FX Energy Inc. (FXEN) Q2 2012 Results Earnings Call August 9, 2012 4:30 PM ET Executives Clay Newton – VP, Finance David Pierce – Chief Executive Officer Analysts Kim Pacanovsky – MLV & Co. Kevin Kwan – Macquarie Chad Mabry – KLR Group Daniel Mittag – Oppenheimer Zachary Prensky – Little Bear Investments Roger Liddell – Clear Harbor Asset Management Presentation Operator
Previous Statements by FXEN
» FX Energy Q4 2008 Earnings Call Transcript
» FX Energy Inc. Q1 2008 Earnings Call Transcript
» FX Energy: Wall Street Analyst Forum Presentation Transcript
You should be aware that certain factors may affect us in the future and could cause actual results to differ materially from those expressed in these forward-looking statements.Such factors include the risks set forth in our Form 10-K we filed in March and in our other filings with the SEC. We urge you to consider these factors and remind you that we undertake no obligation to update the information contained on this call to reflect subsequent events or circumstances. I’m pleased to announce that today once again we have reported record first half production, oil and gas revenues, and total revenues, with strong cash flow from our operating activities. We remain well-positioned to move forward with the most active capital program in our history. I’ve divided my remarks today into two sections. First, I’ll talk about production, revenues and non-cash charges. Then I’ll talk about cash flow, liquidity and capital resources. Let’s start with production. Our production in the second quarter was down just a bit from last year. Total oil and gas production for the quarter was 1.1 billion cubic feet equivalent, an average of about 12 million cubic feet equivalent per day. That’s a 2% decrease from the second quarter of last year. Total production for the first six months of 2012 was 2.3 billion cubic feet equivalent, an average of about 12.6 million cubic feet equivalent per day. That’s about 6% higher than last year. The main reason for the decrease in the second quarter was that the operator shut in our Roszkow well for two weeks in May, instead of the usual two weeks in September. But for that, production would have been slightly up quarter-over-quarter. The good news is that now, only our three KSK wells will be shut-in during September. Roszkow and Zaniemysl should continue to produce without interruption for the balance of the year.

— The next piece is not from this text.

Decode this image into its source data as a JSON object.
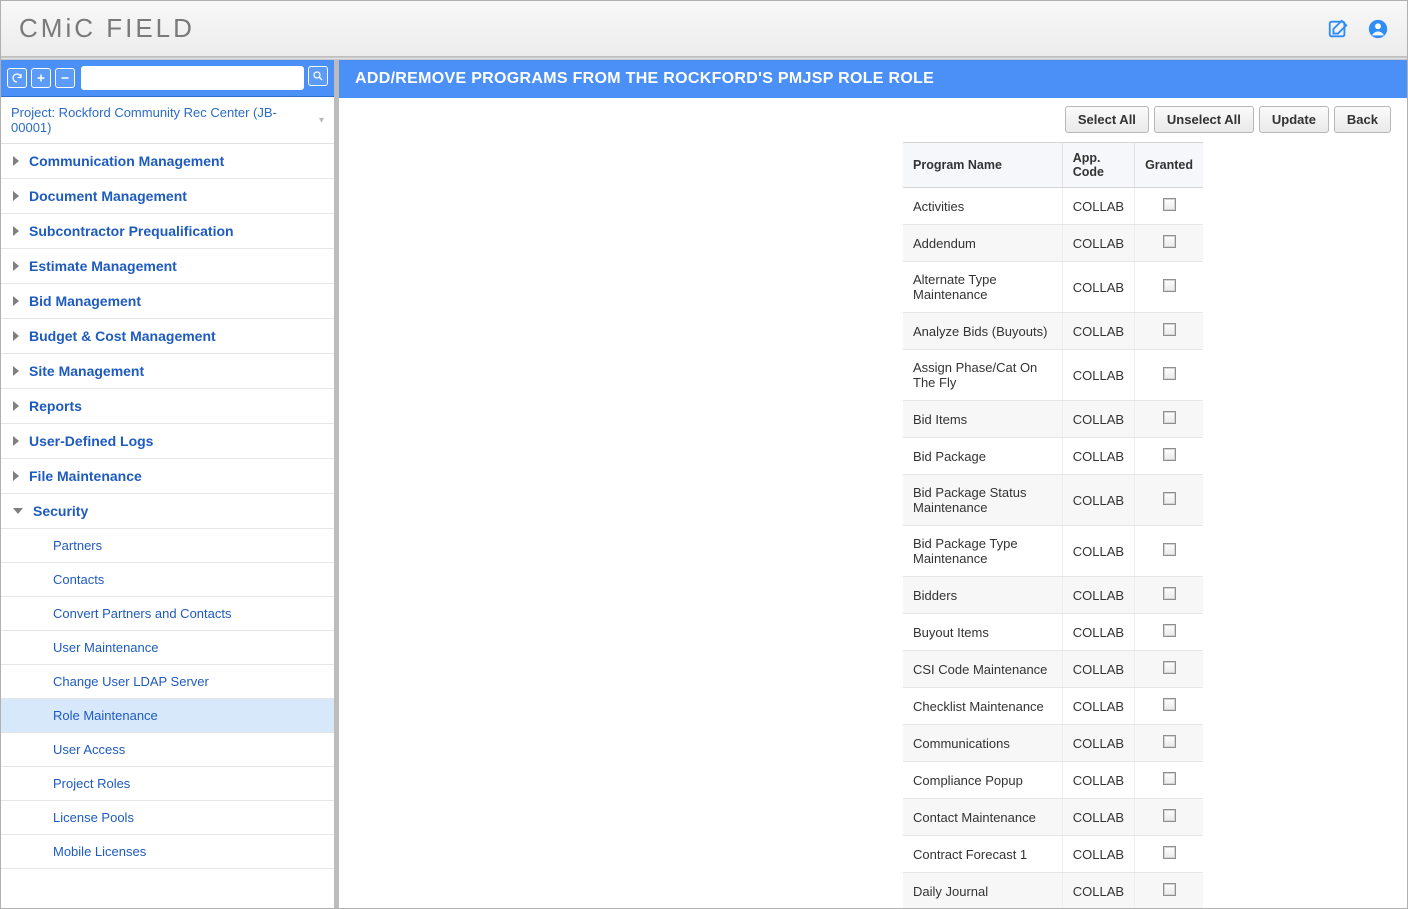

Looking forward, we note that our total day -- total net daily production rate was about 14.8 million cubic feet equivalent per day at June 30. We expect to see this rate maintained during the third quarter, except for the planned maintenance shut-in of the KSK wells. This should yield about a 14 million cubic feet equivalent per day production rate for the full quarter.As I mentioned, we posted record oil and gas revenues during the first half of this year. Oil and gas revenues were $15.8 million for the first six months of 2012, compared to $14.9 million for the same period of 2011, an increase of 6%. Total revenues for the first six months of 2012 were $17.1 million, compared to $16.3 million in the first six months of 2011. Regarding pricing, as we mentioned in our earnings release earlier today, the Polish low-methane tariff, which serves as the reference price for our gas sales agreements, was significantly higher during the first half of 2012, compared to the same period of 2011. This was due to two price increases approved by the Polish utility regulator since mid-2011. However, period-to-period strength in the U.S. dollar against the Polish zloty decreased our U.S. dollar denominated gas prices. Despite the two prices increases, as a result of the fluctuation in exchange rates our natural gas prices in Poland only increased 8% year-over-year. I’d like to spend a few minutes discussing currency issues. Our functional currency in Poland is the Polish zloty. Despite the fact that everything we do in Poland is zloty-based, including the generation of revenues, our operating costs, drilling costs, the construction of production facilities, overhead costs and so on, we are required for U.S. financial reporting purposes, to convert everything we do in Poland into U.S. dollars. For example, our zloty-based natural gas revenues are 28% higher this year compared to last, rather than the 7% increase in U.S. dollar denominated natural gas revenues we reported in our 10-Q today. Read the rest of this transcript for free on seekingalpha.com